───── Data shown ─────

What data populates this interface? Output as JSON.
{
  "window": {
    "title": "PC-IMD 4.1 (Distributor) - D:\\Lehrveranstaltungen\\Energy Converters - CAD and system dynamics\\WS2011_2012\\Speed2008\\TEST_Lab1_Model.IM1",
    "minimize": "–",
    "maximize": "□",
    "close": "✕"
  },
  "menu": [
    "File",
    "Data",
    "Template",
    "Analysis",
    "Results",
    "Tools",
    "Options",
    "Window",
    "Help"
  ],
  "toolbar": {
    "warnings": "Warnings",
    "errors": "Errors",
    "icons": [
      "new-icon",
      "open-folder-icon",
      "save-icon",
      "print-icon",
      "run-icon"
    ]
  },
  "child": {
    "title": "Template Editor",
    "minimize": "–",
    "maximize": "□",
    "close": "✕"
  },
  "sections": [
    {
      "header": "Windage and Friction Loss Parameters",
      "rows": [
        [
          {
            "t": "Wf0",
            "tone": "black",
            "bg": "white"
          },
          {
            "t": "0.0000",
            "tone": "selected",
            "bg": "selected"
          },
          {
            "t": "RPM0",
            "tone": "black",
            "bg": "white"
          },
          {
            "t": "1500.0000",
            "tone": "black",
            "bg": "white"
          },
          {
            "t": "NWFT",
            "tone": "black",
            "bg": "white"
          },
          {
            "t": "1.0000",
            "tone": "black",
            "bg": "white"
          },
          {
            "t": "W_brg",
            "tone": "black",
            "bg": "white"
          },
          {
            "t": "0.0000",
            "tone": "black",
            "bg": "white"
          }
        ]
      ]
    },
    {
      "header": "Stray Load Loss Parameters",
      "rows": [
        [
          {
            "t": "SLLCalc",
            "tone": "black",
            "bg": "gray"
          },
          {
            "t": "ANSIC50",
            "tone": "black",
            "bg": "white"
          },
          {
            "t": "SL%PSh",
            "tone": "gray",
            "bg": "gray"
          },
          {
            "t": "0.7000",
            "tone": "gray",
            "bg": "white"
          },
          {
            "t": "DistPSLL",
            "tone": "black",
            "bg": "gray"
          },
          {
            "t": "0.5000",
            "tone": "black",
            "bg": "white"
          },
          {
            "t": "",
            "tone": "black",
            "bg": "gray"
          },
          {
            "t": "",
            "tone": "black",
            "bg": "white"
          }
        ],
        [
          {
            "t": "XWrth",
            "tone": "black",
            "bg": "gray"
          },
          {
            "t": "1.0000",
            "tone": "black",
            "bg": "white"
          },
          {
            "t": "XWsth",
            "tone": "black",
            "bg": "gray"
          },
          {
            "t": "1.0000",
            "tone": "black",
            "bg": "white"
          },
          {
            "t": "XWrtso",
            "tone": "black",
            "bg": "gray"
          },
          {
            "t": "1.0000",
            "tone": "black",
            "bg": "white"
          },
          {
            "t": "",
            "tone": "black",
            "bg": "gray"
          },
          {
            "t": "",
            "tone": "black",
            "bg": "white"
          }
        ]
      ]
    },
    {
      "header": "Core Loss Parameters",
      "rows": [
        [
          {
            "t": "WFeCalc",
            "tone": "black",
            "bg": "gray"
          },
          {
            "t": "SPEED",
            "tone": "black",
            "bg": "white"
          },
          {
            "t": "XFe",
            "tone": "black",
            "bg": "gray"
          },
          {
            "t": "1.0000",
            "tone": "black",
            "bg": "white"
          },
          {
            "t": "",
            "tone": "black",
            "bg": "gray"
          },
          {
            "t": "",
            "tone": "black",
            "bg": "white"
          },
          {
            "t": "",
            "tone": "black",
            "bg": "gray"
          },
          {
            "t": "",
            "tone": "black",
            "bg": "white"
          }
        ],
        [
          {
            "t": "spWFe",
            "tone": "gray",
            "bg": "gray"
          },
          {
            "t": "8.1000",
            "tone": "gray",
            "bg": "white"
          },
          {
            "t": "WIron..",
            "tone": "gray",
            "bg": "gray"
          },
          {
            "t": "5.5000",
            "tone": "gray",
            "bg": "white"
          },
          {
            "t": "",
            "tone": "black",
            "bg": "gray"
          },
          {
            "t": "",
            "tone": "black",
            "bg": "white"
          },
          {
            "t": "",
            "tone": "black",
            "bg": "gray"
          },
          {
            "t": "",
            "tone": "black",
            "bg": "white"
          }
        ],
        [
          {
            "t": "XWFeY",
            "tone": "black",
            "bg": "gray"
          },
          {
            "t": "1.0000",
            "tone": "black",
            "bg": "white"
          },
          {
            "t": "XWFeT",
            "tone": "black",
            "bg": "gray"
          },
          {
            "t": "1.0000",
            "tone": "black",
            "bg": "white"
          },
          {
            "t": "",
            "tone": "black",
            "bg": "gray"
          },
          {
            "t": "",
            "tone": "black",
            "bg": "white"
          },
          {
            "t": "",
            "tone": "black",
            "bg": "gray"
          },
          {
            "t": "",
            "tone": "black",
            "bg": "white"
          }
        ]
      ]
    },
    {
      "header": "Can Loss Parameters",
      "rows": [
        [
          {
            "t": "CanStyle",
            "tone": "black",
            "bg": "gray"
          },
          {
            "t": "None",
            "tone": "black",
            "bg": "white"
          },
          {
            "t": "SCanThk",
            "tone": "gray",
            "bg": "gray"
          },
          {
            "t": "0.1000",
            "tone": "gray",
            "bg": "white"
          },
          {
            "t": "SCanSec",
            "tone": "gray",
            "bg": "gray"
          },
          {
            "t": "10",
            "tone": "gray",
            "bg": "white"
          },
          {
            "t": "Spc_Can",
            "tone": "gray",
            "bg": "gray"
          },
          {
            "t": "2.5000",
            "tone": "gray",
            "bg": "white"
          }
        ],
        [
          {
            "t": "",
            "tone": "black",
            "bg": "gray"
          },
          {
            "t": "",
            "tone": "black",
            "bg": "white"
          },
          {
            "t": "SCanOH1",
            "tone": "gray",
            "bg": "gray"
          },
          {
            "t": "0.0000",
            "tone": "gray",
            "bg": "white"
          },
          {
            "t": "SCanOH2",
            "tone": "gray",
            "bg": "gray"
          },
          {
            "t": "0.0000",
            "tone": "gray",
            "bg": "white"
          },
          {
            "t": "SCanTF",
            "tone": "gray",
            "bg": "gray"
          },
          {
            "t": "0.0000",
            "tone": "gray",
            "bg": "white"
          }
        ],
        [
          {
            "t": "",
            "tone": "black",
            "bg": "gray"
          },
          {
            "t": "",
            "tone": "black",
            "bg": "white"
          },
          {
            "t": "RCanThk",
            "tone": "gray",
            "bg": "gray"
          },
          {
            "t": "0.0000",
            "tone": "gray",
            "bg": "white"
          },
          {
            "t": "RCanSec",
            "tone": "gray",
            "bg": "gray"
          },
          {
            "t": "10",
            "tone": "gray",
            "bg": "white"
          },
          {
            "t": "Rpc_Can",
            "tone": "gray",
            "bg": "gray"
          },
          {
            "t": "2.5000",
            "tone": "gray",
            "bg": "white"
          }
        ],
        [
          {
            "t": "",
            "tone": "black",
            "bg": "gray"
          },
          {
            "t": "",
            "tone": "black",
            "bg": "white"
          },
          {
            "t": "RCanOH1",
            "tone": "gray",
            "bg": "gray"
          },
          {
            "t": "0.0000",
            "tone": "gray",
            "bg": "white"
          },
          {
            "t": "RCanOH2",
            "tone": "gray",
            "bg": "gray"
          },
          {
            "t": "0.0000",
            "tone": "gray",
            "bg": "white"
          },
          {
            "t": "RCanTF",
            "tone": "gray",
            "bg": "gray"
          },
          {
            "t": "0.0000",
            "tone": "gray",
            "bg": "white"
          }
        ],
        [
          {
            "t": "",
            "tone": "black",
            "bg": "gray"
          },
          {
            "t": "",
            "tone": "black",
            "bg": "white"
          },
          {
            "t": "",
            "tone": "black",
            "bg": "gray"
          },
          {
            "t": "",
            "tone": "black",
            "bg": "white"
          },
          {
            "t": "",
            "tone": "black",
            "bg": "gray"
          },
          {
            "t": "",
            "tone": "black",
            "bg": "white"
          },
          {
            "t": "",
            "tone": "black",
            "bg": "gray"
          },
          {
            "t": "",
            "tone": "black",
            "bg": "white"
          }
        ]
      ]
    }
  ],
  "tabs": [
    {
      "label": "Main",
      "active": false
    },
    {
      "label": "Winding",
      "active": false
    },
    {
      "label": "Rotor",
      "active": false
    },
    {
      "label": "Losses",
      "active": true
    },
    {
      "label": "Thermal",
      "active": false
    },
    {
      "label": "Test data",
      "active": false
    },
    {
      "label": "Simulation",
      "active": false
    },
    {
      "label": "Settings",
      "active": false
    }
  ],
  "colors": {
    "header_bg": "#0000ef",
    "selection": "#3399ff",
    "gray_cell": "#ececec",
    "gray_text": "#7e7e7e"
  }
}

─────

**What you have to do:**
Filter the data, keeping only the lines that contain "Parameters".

**Solved problem:**
      "header": "Windage and Friction Loss Parameters",
      "header": "Stray Load Loss Parameters",
      "header": "Core Loss Parameters",
      "header": "Can Loss Parameters",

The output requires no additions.